      Latta Mayor Earl Bullard said he's kept quiet for far too long on why he fired Crystal Moore in April from her position as the town's police chief.

      She's since been rehired by town council.

      Bullard said he's gotten a bad rap since because Moore said she was fired because she's openly gay.

      A town grievance committee disagreed.

      Mayor Bullard said he's employed others who are gay and let Moore go because she had a problem with supervision.

      "I've known Crystal was gay for years. I knew that, never held it against her. I've got gay folks in my family. Does that make me stop loving them? But what two consenting adults do behind their doors is their own business and none of mine. Her biggest problem was she forgot she had a boss. Because up until now, she didn't have one who expected things from her in a specific way. She resented me calling her in the morning. I talk to every department head there is in the morning," explained Bullard.

      He said the town's change of government from Strong Mayor to Strong Council had nothing to do with moving Latta forward, but rather it was council's way to get back at him.

      "It has nothing to do with the betterment of this town. If it did, I would have been on the band wagon a long time ago. There was a point in time, that I was all for the change in government. That's been 20 years ago because I thought it would work better. But then, when I get to thinking about it , it doesn't work better. Somebody has to be behind a desk or be on the street and make decisions concerning everyday problems. And right now people don't know who you go to. Who do you call? Everything I've done I've tried to do for the betterment of this community. But I assure that right now they're flying by the seat of their pants. They don't have a town attorney. They haven't had a town attorney for three months. We've got three lawsuits ongoing and no one to answer them."

      Latta Town Councilman Jared Taylor said residents approved a referendum to change the form of government and he thinks the town is being better managed now than it has in a long time.

      Taylor added they've talked with and met with a possible attorney for the town. He said council is just waiting for the attorney to accept their offer.

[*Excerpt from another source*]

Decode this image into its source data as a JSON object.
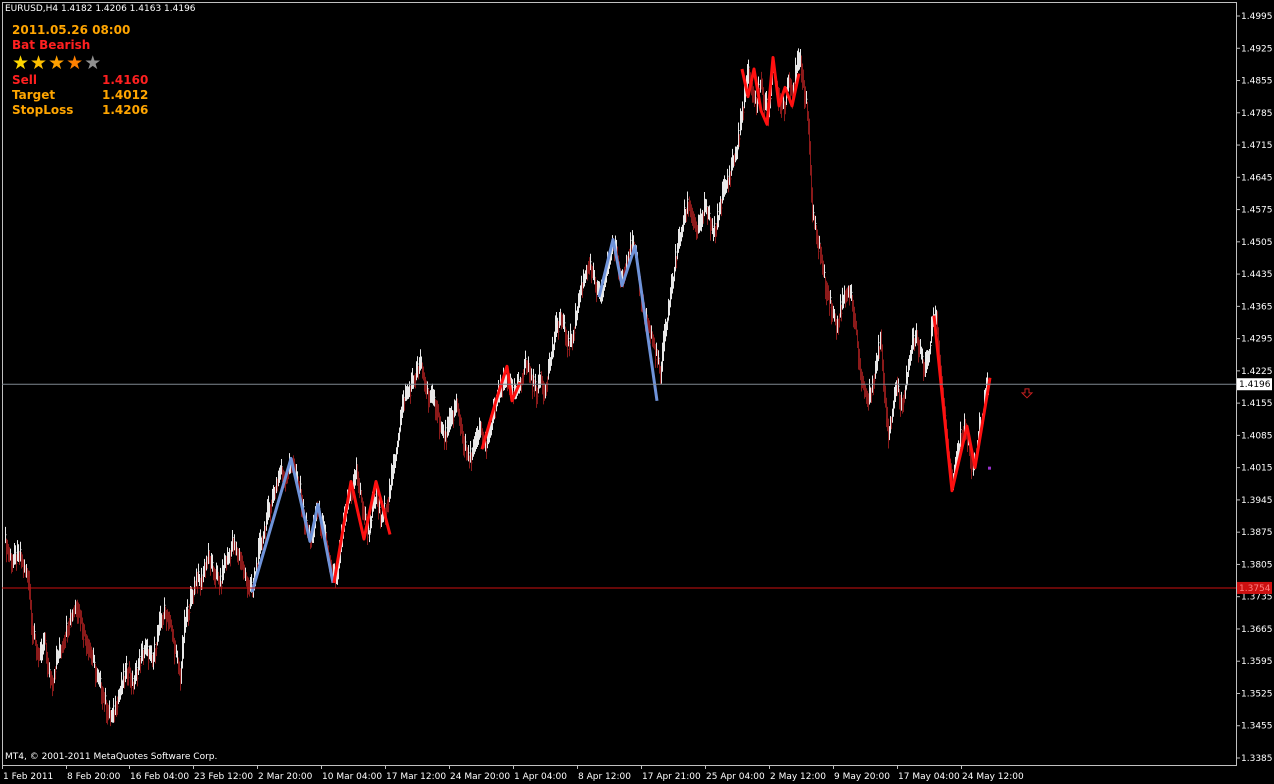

      Bullard said council voted to move his office from Town Hall into a tiny room inside the town's art center across the street from Town Hall.

      He's not upset about the move, but says there's no bathroom nearby so he either has to walk to town hall or get a key to go to a bathroom in the back of the arts center.

      Taylor said Bullard knew he his office would be moved and he knew the location beforehand.

      "Does he want us to build him a bathroom? Talk about childish," said Taylor.

      Bullard questions why two police officers stood guard as he moved his belongings to his new office. He said he had a witness to film the police officers watching him and even going through his boxes.

      "Is this a police state or are we still in America? Or what are they up to. Why all of this? I'm tired of people acting like children. I am tired of that. You and I can agree to disagree and we can be civil. I've tried to be civil, but these people don't understand civility."

      Taylor responded by saying council doesn't trust Bullard. He said things get pretty heated when Bullard is around and that's why police were present when he was moving his belongings to the new office.

      Bullard believes council is trying to push his buttons to provoke him to act unaccordingly, but says he refuses to stoop to their level.